Here are some parts of her article:
Barack Obama is deeply overexposed and often boring. He never seems
to be saying what he's thinking. His speech Thursday was weirdly
anticlimactic. There's too much buildup, the crowd was tired, it all
felt flat. He was somber, and his message was essentially banal: We've
done better than you think. Who are you going to believe, me or your
There was the relentless emphasis on Government as Community, as the
thing that gives us spirit and makes us whole. But government isn't what
you love if you're American, America is what you love.
what you have, need and hire. Its most essential duties—especially when
it is bankrupt—involve defending rights and safety, not imposing views
and values. We already have values. Democrats and Republicans don't see
all this the same way, and that's fine—that's what national politics is,
the working out of this dispute in one direction or another every few
years. But the Democrats convened in Charlotte seemed more extreme on
the point, more accepting of the idea of government as the center of
national life, than ever, at least to me.
The fight over including a single mention of God in the platform—that
was extreme. The original removal of the single mention by the platform
committee—extreme. The huge "No!" vote on restoring the mention of God,
and including the administration's own stand on Jerusalem—that wasn't
liberal, it was extreme. Comparing the Republicans to Nazis—extreme. The
almost complete absence of a call to help education by facing down the
powers that throw our least defended children under the school bus—this
was extreme, not mainstream.

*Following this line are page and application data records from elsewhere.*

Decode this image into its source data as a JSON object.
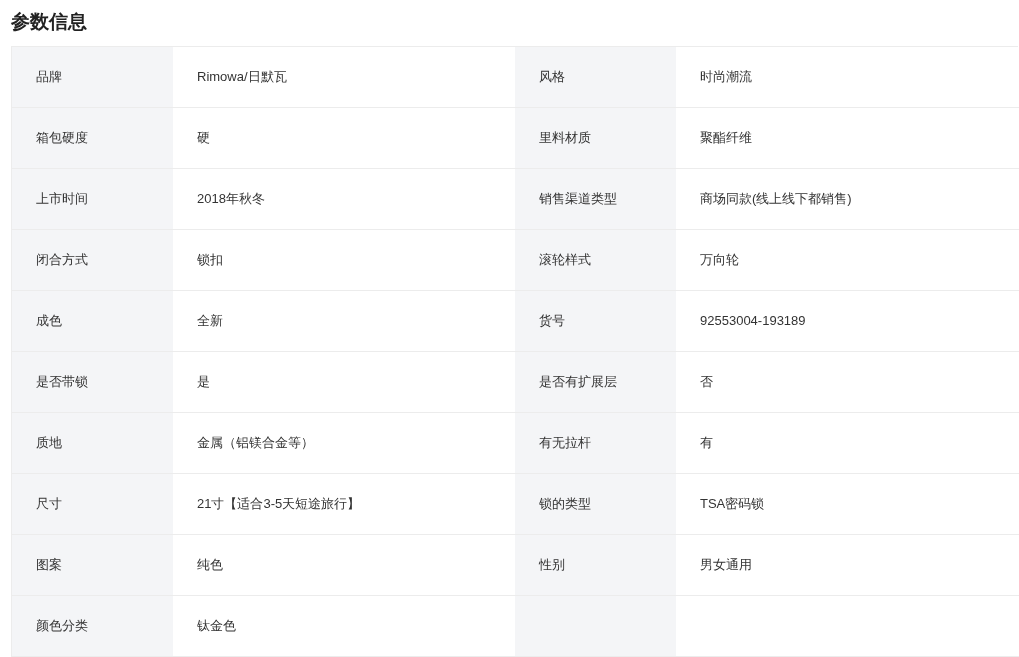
{
  "title": "参数信息",
  "params": [
    {
      "label": "品牌",
      "value": "Rimowa/日默瓦"
    },
    {
      "label": "风格",
      "value": "时尚潮流"
    },
    {
      "label": "箱包硬度",
      "value": "硬"
    },
    {
      "label": "里料材质",
      "value": "聚酯纤维"
    },
    {
      "label": "上市时间",
      "value": "2018年秋冬"
    },
    {
      "label": "销售渠道类型",
      "value": "商场同款(线上线下都销售)"
    },
    {
      "label": "闭合方式",
      "value": "锁扣"
    },
    {
      "label": "滚轮样式",
      "value": "万向轮"
    },
    {
      "label": "成色",
      "value": "全新"
    },
    {
      "label": "货号",
      "value": "92553004-193189"
    },
    {
      "label": "是否带锁",
      "value": "是"
    },
    {
      "label": "是否有扩展层",
      "value": "否"
    },
    {
      "label": "质地",
      "value": "金属（铝镁合金等）"
    },
    {
      "label": "有无拉杆",
      "value": "有"
    },
    {
      "label": "尺寸",
      "value": "21寸【适合3-5天短途旅行】"
    },
    {
      "label": "锁的类型",
      "value": "TSA密码锁"
    },
    {
      "label": "图案",
      "value": "纯色"
    },
    {
      "label": "性别",
      "value": "男女通用"
    },
    {
      "label": "颜色分类",
      "value": "钛金色"
    }
  ]
}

The sheer strangeness of all the talk about abortion, abortion,
contraception, contraception. I am old enough to know a wedge issue when

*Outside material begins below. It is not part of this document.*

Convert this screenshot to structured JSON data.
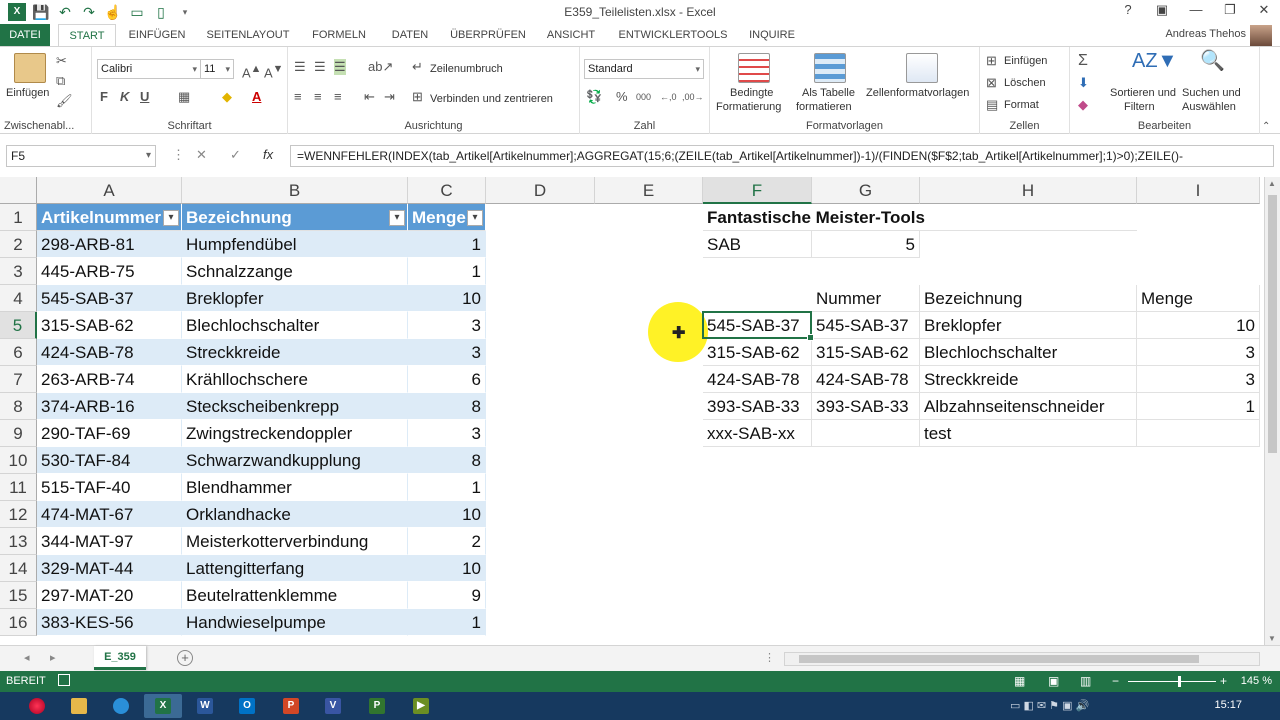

I see one, but I've never seen a great party build its entire public
persona around one. Big speeches from the heads of Planned Parenthood
and NARAL, HHS Secretary and abortion enthusiast Kathleen Sebelius and,
of course, Sandra Fluke.
"Republicans shut me out of a hearing on contraception," Ms. Fluke
said. But why would anyone have included a Georgetown law student who
never worked her way onto the national stage until she was plucked, by
the left, as a personable victim?
What a fabulously confident and ingenuous-seeming political
narcissist Ms. Fluke is. She really does think—and her party apparently
thinks—that in a spending crisis with trillions in debt and many in
need, in a nation in existential doubt as to its standing and purpose,
in a time when parents struggle to buy the good sneakers for the kids so
they're not embarrassed at school . . . that in that nation
the great issue of the day, and the appropriate focus of our concern, is
making other people pay for her birth-control pills. That's not a
stand, it's a non sequitur. She is not, as Rush Limbaugh oafishly,
bullyingly said, a slut. She is a ninny, a narcissist and a fool.
And she was one of the great faces of the party in Charlotte. That is extreme. Childish, too.